It is of course, a coincidence, that Google's effective tax rate is 20pc, the same as the UK headline rate for the relevant year. The key drivers are, on the one hand the higher headline rate in the US system, and on the other hand, the opportunities to reduce its US tax bill through structures in third countries. Because of the political deadlock in the US, whatever happens to particular structures like the 'Double Irish', these key drivers may not change soon, whatever approach the UK or other countries take.

Should the system be changed to one where companies are taxed on all the profits they make from their sales in the country?

There are a few downsides to this.

First of all it would be very hard for one country to switch to such a system without getting the rest of the world to do it too. If we did it unilaterally it would open up more differences between national tax regimes and so create, rather than reduce tax avoidance loopholes.

It is also far from clear the UK would gain from such a change. We might gain from some of the big US-based multinationals paying more tax here, but we have plenty of multinationals of our own and they would generally end up paying less here. The biggest losers could well be poorer developing countries, especially those reliant on extractive industries such as mining. If they could only tax companies based on their sales to their residents in that country that would bring in a lot less than taxing them on the share of the economic value of the products generated in that country. The UK itself still generates between 8 and 9 percent of Government revenues from corporation tax, which is pretty respectable internationally, despite being a very open economy exposed to competition.

There is also an economic question as to who ultimately bears the burden of taxes ‎on a company - is it the shareholders, the customers, or the workers, and if the workers, is it the highly-paid top management or the people at the bottom? The answer is not certain, but it does seem likely that a shift to sales-based tax would be at the expense of the customers. In other words, by taxing internet-based suppliers more, we could be more heavily taxing ourselves.

But the strongest argument against is fairness. If a product is invented / developed / mined / refined / built and potentially even marketed and sold all round the world entirely from country X, making use of staff educated in country X, who use country X’s health care system and transport network, often with tax breaks from country X to encourage its growth, and maybe even wage subsidies from country X for its employees, who deserves to be able to tax the company’s profits? Is it country X, or every country that has someone in it who buys a product from the company? Of course if a country wants to tax sales it can, and sales taxes such as VAT are a perfectly reasonable and sensible part of a country’s tax mix; though in the EU, this is governed to a considerable extent by EU rules.

Are there other changes that should be made?

The key is for governments to work together, with tax authorities sharing more information and agreeing frameworks that eliminate loopholes like the ‘double Irish’. That is what the G20/OECD project on Base Erosion (companies reducing their taxable profit) and Profit Shifting (companies routing their taxable profits to low or no tax jurisdictions), which reported recently, aims to do. It is about filling in the gaps in the system.
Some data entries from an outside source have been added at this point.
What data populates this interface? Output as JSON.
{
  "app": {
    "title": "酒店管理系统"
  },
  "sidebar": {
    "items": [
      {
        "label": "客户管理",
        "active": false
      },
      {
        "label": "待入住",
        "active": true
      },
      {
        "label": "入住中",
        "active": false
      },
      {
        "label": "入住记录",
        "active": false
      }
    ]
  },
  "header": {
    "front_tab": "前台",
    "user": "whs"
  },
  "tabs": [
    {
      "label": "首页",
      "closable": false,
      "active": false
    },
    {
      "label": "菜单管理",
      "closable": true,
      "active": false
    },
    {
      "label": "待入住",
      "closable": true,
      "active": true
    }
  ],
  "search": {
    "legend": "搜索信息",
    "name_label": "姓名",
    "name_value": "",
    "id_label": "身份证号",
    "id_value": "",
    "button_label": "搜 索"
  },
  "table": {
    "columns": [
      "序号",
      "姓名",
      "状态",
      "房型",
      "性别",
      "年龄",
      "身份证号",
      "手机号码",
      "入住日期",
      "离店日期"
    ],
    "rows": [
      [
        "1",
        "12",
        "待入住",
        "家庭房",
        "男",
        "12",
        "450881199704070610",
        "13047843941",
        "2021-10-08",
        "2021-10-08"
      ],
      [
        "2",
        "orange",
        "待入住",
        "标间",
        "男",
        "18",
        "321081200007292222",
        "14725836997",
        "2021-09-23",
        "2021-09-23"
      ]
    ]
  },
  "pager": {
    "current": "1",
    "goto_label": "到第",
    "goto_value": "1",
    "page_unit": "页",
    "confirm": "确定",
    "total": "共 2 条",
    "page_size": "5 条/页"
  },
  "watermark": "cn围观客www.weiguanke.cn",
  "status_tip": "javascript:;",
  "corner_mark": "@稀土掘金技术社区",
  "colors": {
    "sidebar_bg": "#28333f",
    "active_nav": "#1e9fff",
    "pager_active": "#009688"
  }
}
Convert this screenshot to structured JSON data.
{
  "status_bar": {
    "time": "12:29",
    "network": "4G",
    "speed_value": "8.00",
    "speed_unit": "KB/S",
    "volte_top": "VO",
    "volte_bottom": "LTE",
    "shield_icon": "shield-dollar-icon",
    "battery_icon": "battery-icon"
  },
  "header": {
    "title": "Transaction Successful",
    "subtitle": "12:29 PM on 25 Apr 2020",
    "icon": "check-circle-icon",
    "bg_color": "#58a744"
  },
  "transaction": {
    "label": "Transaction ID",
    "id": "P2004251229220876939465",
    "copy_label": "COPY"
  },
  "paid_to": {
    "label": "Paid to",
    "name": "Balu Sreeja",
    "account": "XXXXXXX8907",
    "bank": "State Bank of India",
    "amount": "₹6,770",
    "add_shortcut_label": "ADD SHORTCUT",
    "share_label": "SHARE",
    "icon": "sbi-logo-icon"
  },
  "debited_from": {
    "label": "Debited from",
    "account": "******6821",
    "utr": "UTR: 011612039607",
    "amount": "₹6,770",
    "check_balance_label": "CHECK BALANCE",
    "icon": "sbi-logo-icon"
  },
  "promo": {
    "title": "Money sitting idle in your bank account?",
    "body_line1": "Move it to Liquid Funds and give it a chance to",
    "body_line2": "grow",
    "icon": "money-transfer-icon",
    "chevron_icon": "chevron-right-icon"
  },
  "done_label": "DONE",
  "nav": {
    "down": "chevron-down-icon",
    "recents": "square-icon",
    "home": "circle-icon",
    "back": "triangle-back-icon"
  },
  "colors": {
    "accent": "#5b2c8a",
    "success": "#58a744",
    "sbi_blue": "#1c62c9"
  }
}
There is a perceived issue with the internet making it easier than ever for companies to ‘sell into’ a country with little or no presence in that country, and therefore offering little or no taxable base for the government of that country to tax the profits of. Sales taxes can be part of the answer to this. Ultimately though we need to recognise that companies like Google are very successful US exporters and we need to work harder to encourage more companies of our own to take them on and earn further tax revenue for the UK. But note the Italian car manufacturer example above - sales into one country generated by activity in another are as old as the existence of internationally traded goods, and did not just come about with the internet.

John Cullinane, Tax Policy Director, Chartered Institute of Taxation With research by George Crozier, Head of External Relations, Chartered Institute of Taxation Tuesday 2 February 2016